- [What to do]:
Down to the last line, copy the records below without any change.

[Data records for software interfaces]
┄┄┄┄┄┄┄┄┄┄┄┄┄┄┄┄┄┄┄┄

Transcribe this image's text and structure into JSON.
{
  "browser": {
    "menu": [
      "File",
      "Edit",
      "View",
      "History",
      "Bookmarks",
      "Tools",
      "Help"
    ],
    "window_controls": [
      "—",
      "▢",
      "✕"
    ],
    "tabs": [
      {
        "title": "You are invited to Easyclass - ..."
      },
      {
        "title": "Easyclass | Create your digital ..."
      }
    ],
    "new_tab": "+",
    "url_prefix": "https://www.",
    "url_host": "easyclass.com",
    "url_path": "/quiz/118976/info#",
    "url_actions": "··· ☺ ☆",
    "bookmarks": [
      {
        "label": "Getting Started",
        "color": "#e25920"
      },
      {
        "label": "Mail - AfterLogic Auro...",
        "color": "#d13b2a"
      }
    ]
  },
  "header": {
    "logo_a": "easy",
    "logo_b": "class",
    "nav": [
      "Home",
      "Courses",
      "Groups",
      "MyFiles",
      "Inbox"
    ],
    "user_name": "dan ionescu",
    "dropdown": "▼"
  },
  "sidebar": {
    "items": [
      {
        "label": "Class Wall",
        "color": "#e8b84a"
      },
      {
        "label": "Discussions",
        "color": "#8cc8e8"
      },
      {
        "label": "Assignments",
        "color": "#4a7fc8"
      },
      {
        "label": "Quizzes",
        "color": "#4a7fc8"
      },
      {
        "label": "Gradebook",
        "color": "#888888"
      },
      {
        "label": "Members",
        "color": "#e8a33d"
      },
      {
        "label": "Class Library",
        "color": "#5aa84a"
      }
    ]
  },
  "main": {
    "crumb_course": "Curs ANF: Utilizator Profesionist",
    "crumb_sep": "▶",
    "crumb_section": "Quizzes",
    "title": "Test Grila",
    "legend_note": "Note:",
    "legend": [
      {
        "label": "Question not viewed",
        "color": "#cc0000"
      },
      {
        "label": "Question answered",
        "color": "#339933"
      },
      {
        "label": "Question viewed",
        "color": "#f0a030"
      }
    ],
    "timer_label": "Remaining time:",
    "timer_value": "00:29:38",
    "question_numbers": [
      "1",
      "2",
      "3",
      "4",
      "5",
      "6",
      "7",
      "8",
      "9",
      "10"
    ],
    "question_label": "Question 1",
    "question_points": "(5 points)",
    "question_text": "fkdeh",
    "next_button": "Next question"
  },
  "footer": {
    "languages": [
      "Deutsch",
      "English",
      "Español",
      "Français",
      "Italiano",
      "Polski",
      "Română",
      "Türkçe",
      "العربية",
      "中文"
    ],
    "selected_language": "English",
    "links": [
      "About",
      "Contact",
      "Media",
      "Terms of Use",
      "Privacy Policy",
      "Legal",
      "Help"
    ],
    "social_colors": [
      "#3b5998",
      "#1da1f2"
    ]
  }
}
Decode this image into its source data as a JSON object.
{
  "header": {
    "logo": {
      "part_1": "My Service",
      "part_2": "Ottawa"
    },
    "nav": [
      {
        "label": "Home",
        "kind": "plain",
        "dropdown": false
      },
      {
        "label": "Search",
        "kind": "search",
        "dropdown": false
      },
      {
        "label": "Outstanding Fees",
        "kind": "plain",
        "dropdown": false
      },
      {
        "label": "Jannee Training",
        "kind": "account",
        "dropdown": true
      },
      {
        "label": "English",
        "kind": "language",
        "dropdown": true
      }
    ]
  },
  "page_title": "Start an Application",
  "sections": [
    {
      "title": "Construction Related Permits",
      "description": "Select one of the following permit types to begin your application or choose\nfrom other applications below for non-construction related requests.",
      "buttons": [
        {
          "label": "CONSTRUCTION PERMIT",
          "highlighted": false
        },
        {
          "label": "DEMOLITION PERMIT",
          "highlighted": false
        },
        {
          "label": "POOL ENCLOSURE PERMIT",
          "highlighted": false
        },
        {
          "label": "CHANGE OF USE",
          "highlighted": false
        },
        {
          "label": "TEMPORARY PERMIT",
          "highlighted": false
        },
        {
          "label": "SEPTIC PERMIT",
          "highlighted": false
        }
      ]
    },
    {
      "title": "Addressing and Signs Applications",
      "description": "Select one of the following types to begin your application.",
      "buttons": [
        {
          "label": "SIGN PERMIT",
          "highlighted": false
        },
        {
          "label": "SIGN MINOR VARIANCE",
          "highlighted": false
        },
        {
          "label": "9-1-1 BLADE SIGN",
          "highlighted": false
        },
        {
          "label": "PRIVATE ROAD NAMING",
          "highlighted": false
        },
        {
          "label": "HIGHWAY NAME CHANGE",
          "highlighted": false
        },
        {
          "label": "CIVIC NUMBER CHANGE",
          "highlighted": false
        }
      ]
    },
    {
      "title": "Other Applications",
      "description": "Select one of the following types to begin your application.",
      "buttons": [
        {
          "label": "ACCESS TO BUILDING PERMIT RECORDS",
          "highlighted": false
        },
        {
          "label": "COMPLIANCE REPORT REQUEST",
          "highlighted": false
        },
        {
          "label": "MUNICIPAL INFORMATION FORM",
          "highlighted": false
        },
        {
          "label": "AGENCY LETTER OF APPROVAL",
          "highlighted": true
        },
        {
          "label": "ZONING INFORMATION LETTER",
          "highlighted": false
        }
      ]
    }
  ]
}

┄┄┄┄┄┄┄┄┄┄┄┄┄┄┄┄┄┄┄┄

- [Expected answer]:
Transcribe this image's text and structure into JSON.
{
  "browser": {
    "menu": [
      "File",
      "Edit",
      "View",
      "History",
      "Bookmarks",
      "Tools",
      "Help"
    ],
    "window_controls": [
      "—",
      "▢",
      "✕"
    ],
    "tabs": [
      {
        "title": "You are invited to Easyclass - ..."
      },
      {
        "title": "Easyclass | Create your digital ..."
      }
    ],
    "new_tab": "+",
    "url_prefix": "https://www.",
    "url_host": "easyclass.com",
    "url_path": "/quiz/118976/info#",
    "url_actions": "··· ☺ ☆",
    "bookmarks": [
      {
        "label": "Getting Started",
        "color": "#e25920"
      },
      {
        "label": "Mail - AfterLogic Auro...",
        "color": "#d13b2a"
      }
    ]
  },
  "header": {
    "logo_a": "easy",
    "logo_b": "class",
    "nav": [
      "Home",
      "Courses",
      "Groups",
      "MyFiles",
      "Inbox"
    ],
    "user_name": "dan ionescu",
    "dropdown": "▼"
  },
  "sidebar": {
    "items": [
      {
        "label": "Class Wall",
        "color": "#e8b84a"
      },
      {
        "label": "Discussions",
        "color": "#8cc8e8"
      },
      {
        "label": "Assignments",
        "color": "#4a7fc8"
      },
      {
        "label": "Quizzes",
        "color": "#4a7fc8"
      },
      {
        "label": "Gradebook",
        "color": "#888888"
      },
      {
        "label": "Members",
        "color": "#e8a33d"
      },
      {
        "label": "Class Library",
        "color": "#5aa84a"
      }
    ]
  },
  "main": {
    "crumb_course": "Curs ANF: Utilizator Profesionist",
    "crumb_sep": "▶",
    "crumb_section": "Quizzes",
    "title": "Test Grila",
    "legend_note": "Note:",
    "legend": [
      {
        "label": "Question not viewed",
        "color": "#cc0000"
      },
      {
        "label": "Question answered",
        "color": "#339933"
      },
      {
        "label": "Question viewed",
        "color": "#f0a030"
      }
    ],
    "timer_label": "Remaining time:",
    "timer_value": "00:29:38",
    "question_numbers": [
      "1",
      "2",
      "3",
      "4",
      "5",
      "6",
      "7",
      "8",
      "9",
      "10"
    ],
    "question_label": "Question 1",
    "question_points": "(5 points)",
    "question_text": "fkdeh",
    "next_button": "Next question"
  },
  "footer": {
    "languages": [
      "Deutsch",
      "English",
      "Español",
      "Français",
      "Italiano",
      "Polski",
      "Română",
      "Türkçe",
      "العربية",
      "中文"
    ],
    "selected_language": "English",
    "links": [
      "About",
      "Contact",
      "Media",
      "Terms of Use",
      "Privacy Policy",
      "Legal",
      "Help"
    ],
    "social_colors": [
      "#3b5998",
      "#1da1f2"
    ]
  }
}
Decode this image into its source data as a JSON object.
{
  "header": {
    "logo": {
      "part_1": "My Service",
      "part_2": "Ottawa"
    },
    "nav": [
      {
        "label": "Home",
        "kind": "plain",
        "dropdown": false
      },
      {
        "label": "Search",
        "kind": "search",
        "dropdown": false
      },
      {
        "label": "Outstanding Fees",
        "kind": "plain",
        "dropdown": false
      },
      {
        "label": "Jannee Training",
        "kind": "account",
        "dropdown": true
      },
      {
        "label": "English",
        "kind": "language",
        "dropdown": true
      }
    ]
  },
  "page_title": "Start an Application",
  "sections": [
    {
      "title": "Construction Related Permits",
      "description": "Select one of the following permit types to begin your application or choose\nfrom other applications below for non-construction related requests.",
      "buttons": [
        {
          "label": "CONSTRUCTION PERMIT",
          "highlighted": false
        },
        {
          "label": "DEMOLITION PERMIT",
          "highlighted": false
        },
        {
          "label": "POOL ENCLOSURE PERMIT",
          "highlighted": false
        },
        {
          "label": "CHANGE OF USE",
          "highlighted": false
        },
        {
          "label": "TEMPORARY PERMIT",
          "highlighted": false
        },
        {
          "label": "SEPTIC PERMIT",
          "highlighted": false
        }
      ]
    },
    {
      "title": "Addressing and Signs Applications",
      "description": "Select one of the following types to begin your application.",
      "buttons": [
        {
          "label": "SIGN PERMIT",
          "highlighted": false
        },
        {
          "label": "SIGN MINOR VARIANCE",
          "highlighted": false
        },
        {
          "label": "9-1-1 BLADE SIGN",
          "highlighted": false
        },
        {
          "label": "PRIVATE ROAD NAMING",
          "highlighted": false
        },
        {
          "label": "HIGHWAY NAME CHANGE",
          "highlighted": false
        },
        {
          "label": "CIVIC NUMBER CHANGE",
          "highlighted": false
        }
      ]
    },
    {
      "title": "Other Applications",
      "description": "Select one of the following types to begin your application.",
      "buttons": [
        {
          "label": "ACCESS TO BUILDING PERMIT RECORDS",
          "highlighted": false
        },
        {
          "label": "COMPLIANCE REPORT REQUEST",
          "highlighted": false
        },
        {
          "label": "MUNICIPAL INFORMATION FORM",
          "highlighted": false
        },
        {
          "label": "AGENCY LETTER OF APPROVAL",
          "highlighted": true
        },
        {
          "label": "ZONING INFORMATION LETTER",
          "highlighted": false
        }
      ]
    }
  ]
}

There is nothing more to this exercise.